“My wife and I both always wanted to start our own business. My wife was already working in childcare, and we thought this might be an avenue for our future business, so I started my Diploma in Early Childhood Education and Care at TAFE NSW.

“I was doing casual work at Woodrising Natural Learning Centre to get a feel for the industry and found that I love working with children. I connected with the nature focus of Woodrising’s program, and from here I was offered a traineeship.

"My teachers at TAFE NSW were supportive of my exploration of nature-based learning, and I learned more about the educator sector and the benefits for children engaging in risky play,” Brad said.

Dr Fran Hughes is a lecturer in early childhood education at the University of New England, Convenor of the Early Years Nature Connections Group in NSW, and co-author of the book Early Years Learning in Australian Natural Environments. Dr Hughes was also TAFE NSW teacher for over 20 years. She highlighted the importance for educators to feel confident and comfortable in nature.

“Risk is a big issue in early childhood education but moving our knowledge of risk into a different environment, into nature, has significant benefits for children across all developmental areas,” Dr Hughes said.

Dr Hughes said a 2023 University of New England survey across ACECQA ​​​​​​​registered services in NSW showed exponential growth in nature-based programs and acknowledged TAFE NSW’ role in training the future workforce.  

“Australia is unique in our environment and it's important for Aussie children to understand country. TAFE NSW has a reputation for being the best and most consistent educator provider for good reason. Its educators know how to implement new pedagogies in nature and implanting intentional teaching and role modelling into its training delivery.
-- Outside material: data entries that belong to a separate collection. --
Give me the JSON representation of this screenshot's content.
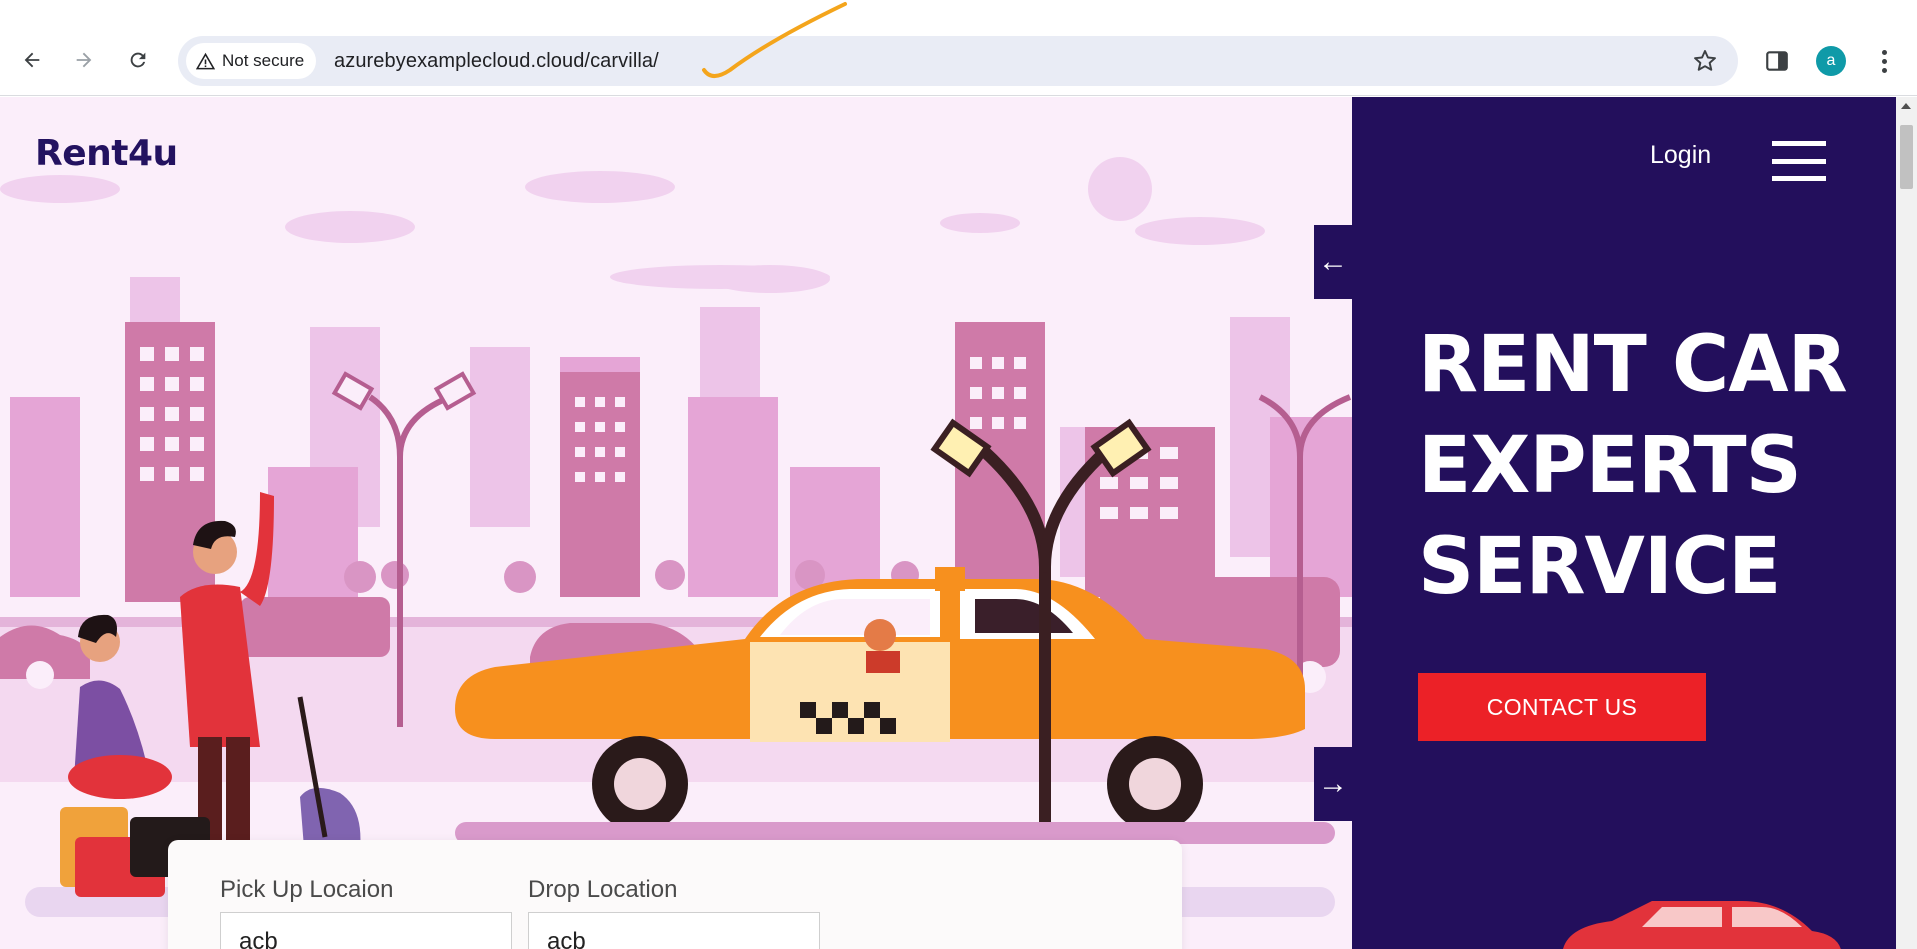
{
  "browser": {
    "security_label": "Not secure",
    "url": "azurebyexamplecloud.cloud/carvilla/",
    "profile_initial": "a",
    "icons": [
      "back-arrow-icon",
      "forward-arrow-icon",
      "reload-icon",
      "warning-triangle-icon",
      "star-bookmark-icon",
      "side-panel-icon",
      "kebab-menu-icon"
    ]
  },
  "site": {
    "brand": "Rent4u",
    "nav": {
      "login": "Login"
    },
    "hero": {
      "headline_lines": [
        "RENT CAR",
        "EXPERTS",
        "SERVICE"
      ],
      "cta": "CONTACT US"
    },
    "slider": {
      "prev_arrow": "←",
      "next_arrow": "→"
    },
    "booking": {
      "pickup_label": "Pick Up Locaion",
      "pickup_value": "acb",
      "drop_label": "Drop Location",
      "drop_value": "acb"
    }
  },
  "colors": {
    "panel": "#230f5c",
    "brand_text": "#231260",
    "cta": "#ec2127",
    "hero_bg": "#fbeefa",
    "taxi": "#f7901e"
  }
}
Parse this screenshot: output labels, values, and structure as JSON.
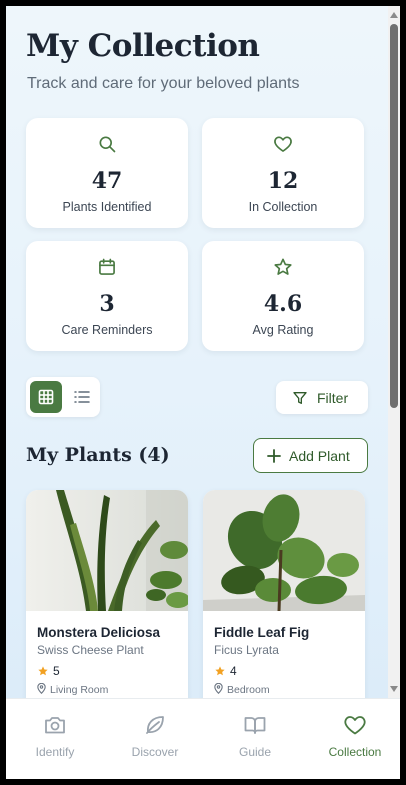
{
  "header": {
    "title": "My Collection",
    "subtitle": "Track and care for your beloved plants"
  },
  "stats": [
    {
      "icon": "search-icon",
      "value": "47",
      "label": "Plants Identified"
    },
    {
      "icon": "heart-icon",
      "value": "12",
      "label": "In Collection"
    },
    {
      "icon": "calendar-icon",
      "value": "3",
      "label": "Care Reminders"
    },
    {
      "icon": "star-icon",
      "value": "4.6",
      "label": "Avg Rating"
    }
  ],
  "toolbar": {
    "view_active": "grid",
    "filter_label": "Filter"
  },
  "plants_section": {
    "title": "My Plants (4)",
    "add_label": "Add Plant"
  },
  "plants": [
    {
      "name": "Monstera Deliciosa",
      "scientific": "Swiss Cheese Plant",
      "rating": "5",
      "location": "Living Room"
    },
    {
      "name": "Fiddle Leaf Fig",
      "scientific": "Ficus Lyrata",
      "rating": "4",
      "location": "Bedroom"
    }
  ],
  "nav": [
    {
      "label": "Identify",
      "icon": "camera-icon",
      "active": false
    },
    {
      "label": "Discover",
      "icon": "leaf-icon",
      "active": false
    },
    {
      "label": "Guide",
      "icon": "book-icon",
      "active": false
    },
    {
      "label": "Collection",
      "icon": "heart-icon",
      "active": true
    }
  ],
  "colors": {
    "accent": "#4a7a42",
    "star": "#f2a122",
    "text_dark": "#1d2633",
    "text_muted": "#6c7683",
    "nav_inactive": "#9aa3ad"
  }
}
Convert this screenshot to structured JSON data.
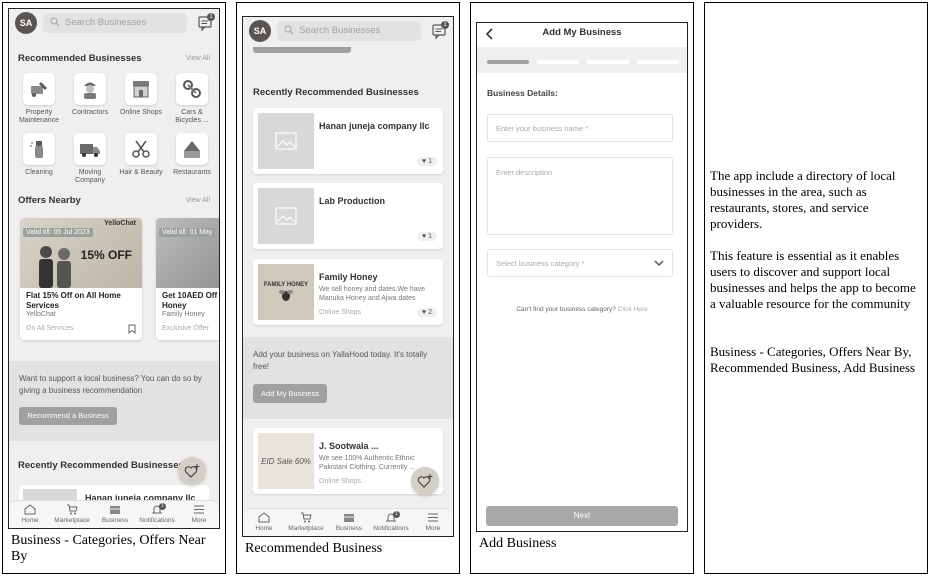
{
  "panel1": {
    "avatar": "SA",
    "search_placeholder": "Search Businesses",
    "msg_badge": "1",
    "recommended_title": "Recommended Businesses",
    "view_all": "View All",
    "categories": [
      {
        "label": "Property Maintenance",
        "icon": "tools-icon"
      },
      {
        "label": "Contractors",
        "icon": "worker-icon"
      },
      {
        "label": "Online Shops",
        "icon": "shop-icon"
      },
      {
        "label": "Cars & Bicycles ...",
        "icon": "car-icon"
      },
      {
        "label": "Cleaning",
        "icon": "spray-icon"
      },
      {
        "label": "Moving Company",
        "icon": "truck-icon"
      },
      {
        "label": "Hair & Beauty",
        "icon": "scissors-icon"
      },
      {
        "label": "Restaurants",
        "icon": "restaurant-icon"
      }
    ],
    "offers_title": "Offers Nearby",
    "offers_view_all": "View All",
    "offers": [
      {
        "valid": "Valid till: 05 Jul 2023",
        "title": "Flat 15% Off on All Home Services",
        "vendor": "YelloChat",
        "scope": "On All Services",
        "banner": "15% OFF",
        "brand": "YelloChat"
      },
      {
        "valid": "Valid till: 01 May",
        "title": "Get 10AED Off Honey",
        "vendor": "Family Honey",
        "scope": "Exclusive Offer"
      }
    ],
    "promo_text": "Want to support a local business? You can do so by giving a business recommendation",
    "promo_button": "Recommend a Business",
    "recent_title": "Recently Recommended Businesses",
    "recent_first": "Hanan juneja company llc",
    "nav": [
      "Home",
      "Marketplace",
      "Business",
      "Notifications",
      "More"
    ],
    "notif_badge": "1",
    "caption": "Business - Categories, Offers Near By"
  },
  "panel2": {
    "avatar": "SA",
    "search_placeholder": "Search Businesses",
    "msg_badge": "1",
    "section_title": "Recently Recommended Businesses",
    "businesses": [
      {
        "name": "Hanan juneja company llc",
        "desc": "",
        "category": "",
        "likes": "1"
      },
      {
        "name": "Lab Production",
        "desc": "",
        "category": "",
        "likes": "1"
      },
      {
        "name": "Family Honey",
        "desc": "We sell honey and dates.We have Manuka Honey and Ajwa dates",
        "category": "Online Shops",
        "likes": "2",
        "thumb_text": "FAMILY HONEY"
      },
      {
        "name": "J. Sootwala ...",
        "desc": "We see 100% Authentic Ethnic Pakistani Clothing. Currently ...",
        "category": "Online Shops",
        "likes": "",
        "thumb_text": "EID Sale 60%"
      }
    ],
    "promo_text": "Add your business on YallaHood today. It's totally free!",
    "promo_button": "Add My Business",
    "nav": [
      "Home",
      "Marketplace",
      "Business",
      "Notifications",
      "More"
    ],
    "notif_badge": "1",
    "caption": "Recommended Business"
  },
  "panel3": {
    "title": "Add My Business",
    "section": "Business Details:",
    "name_placeholder": "Enter your business name *",
    "desc_placeholder": "Enter description",
    "category_placeholder": "Select business category *",
    "cant_find": "Can't find your business category?",
    "click_here": "Click Here",
    "next_button": "Next",
    "caption": "Add Business"
  },
  "panel4": {
    "para1": "The app include a directory of local businesses in the area, such as restaurants, stores, and service providers.",
    "para2": "This feature is essential as it enables users to discover and support local businesses and helps the app to become a valuable resource for the community",
    "para3": "Business - Categories, Offers Near By, Recommended Business, Add Business"
  }
}
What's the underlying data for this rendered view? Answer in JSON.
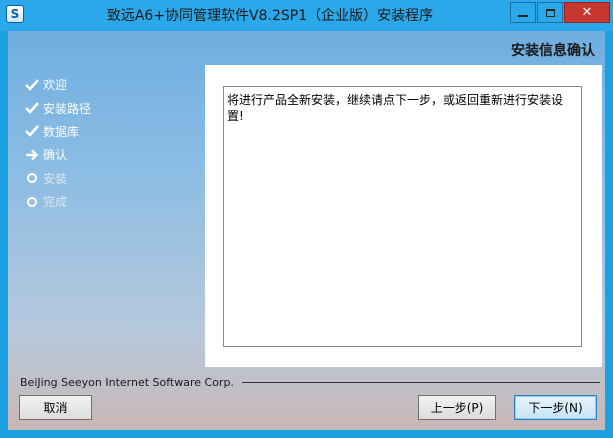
{
  "window": {
    "title": "致远A6+协同管理软件V8.2SP1（企业版）安装程序",
    "icon": "app-logo-icon",
    "controls": [
      "minimize-icon",
      "maximize-icon",
      "close-icon"
    ]
  },
  "page": {
    "heading": "安装信息确认"
  },
  "steps": [
    {
      "label": "欢迎",
      "state": "done",
      "icon": "check-icon"
    },
    {
      "label": "安装路径",
      "state": "done",
      "icon": "check-icon"
    },
    {
      "label": "数据库",
      "state": "done",
      "icon": "check-icon"
    },
    {
      "label": "确认",
      "state": "current",
      "icon": "arrow-right-icon"
    },
    {
      "label": "安装",
      "state": "pending",
      "icon": "circle-icon"
    },
    {
      "label": "完成",
      "state": "pending",
      "icon": "circle-icon"
    }
  ],
  "content": {
    "message": "将进行产品全新安装，继续请点下一步，或返回重新进行安装设置!"
  },
  "footer": {
    "company": "BeiJing Seeyon Internet Software Corp.",
    "cancel_label": "取消",
    "prev_label": "上一步(P)",
    "next_label": "下一步(N)"
  },
  "colors": {
    "frame": "#1ba1e2",
    "close_button": "#c7372f",
    "step_text": "#ffffff"
  }
}
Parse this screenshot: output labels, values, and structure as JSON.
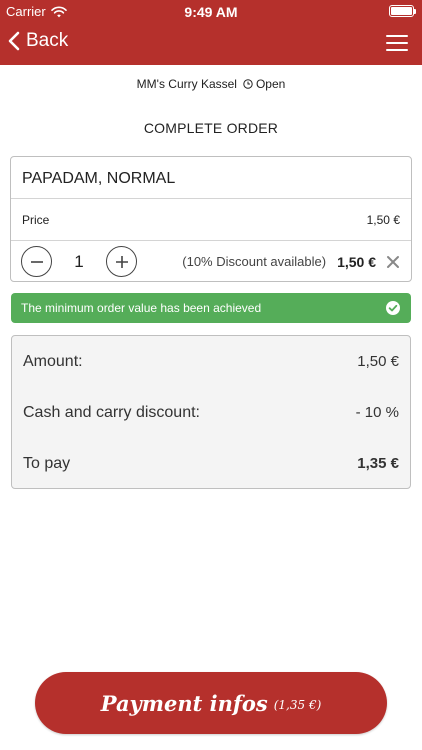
{
  "status_bar": {
    "carrier": "Carrier",
    "time": "9:49 AM"
  },
  "nav": {
    "back_label": "Back",
    "menu_icon": "hamburger-menu-icon"
  },
  "restaurant": {
    "name": "MM's Curry Kassel",
    "status": "Open"
  },
  "page": {
    "title": "COMPLETE ORDER"
  },
  "item": {
    "name": "PAPADAM, NORMAL",
    "price_label": "Price",
    "price_value": "1,50 €",
    "quantity": "1",
    "discount_note": "(10% Discount available)",
    "line_total": "1,50 €"
  },
  "banner": {
    "text": "The minimum order value has been achieved"
  },
  "summary": {
    "rows": [
      {
        "label": "Amount:",
        "value": "1,50 €"
      },
      {
        "label": "Cash and carry discount:",
        "value": "- 10 %"
      },
      {
        "label": "To pay",
        "value": "1,35 €"
      }
    ]
  },
  "payment_button": {
    "label": "Payment infos",
    "amount": "(1,35 €)"
  },
  "colors": {
    "brand": "#b5302c",
    "success": "#55ad59",
    "summary_bg": "#f4f4f4"
  }
}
“Early childhood education and care is growing, and people are still coming to the industry because it’s an incredibly rewarding career. It’s not just about caring; it’s about educating and that’s the future.”

Brad Chapman was a finalist in the 2023 NSW Training Awards and said that while balancing his training with his own young family was a challenge, his TAFE NSW qualification was now paying off, with a full-time role at Woodrising Natural Learning Centre.

“After graduating from TAFE NSW, I now work full-time in the preschool room where we incorporate construction, mark-making, and bushcraft, an area I was supported to develop, to support children in key learning areas. I also run my own business, Primitive Bushcraft, where I run workshops for children in bush survival skills and risky play.

“I aspire to become a spokesperson and role model for other males in the field and to other men in the community. Males in the ECEC sector have a huge impact on healthy development for children, and TAFE NSW is the best place to achieve the skills and training to enter the industry,” he said.

All TAFE NSW Early Childhood Education and Care courses are currently fee-free.

Media contact: Emily Graham, TAFE NSW Communications Specialist,, 02 7921 3756.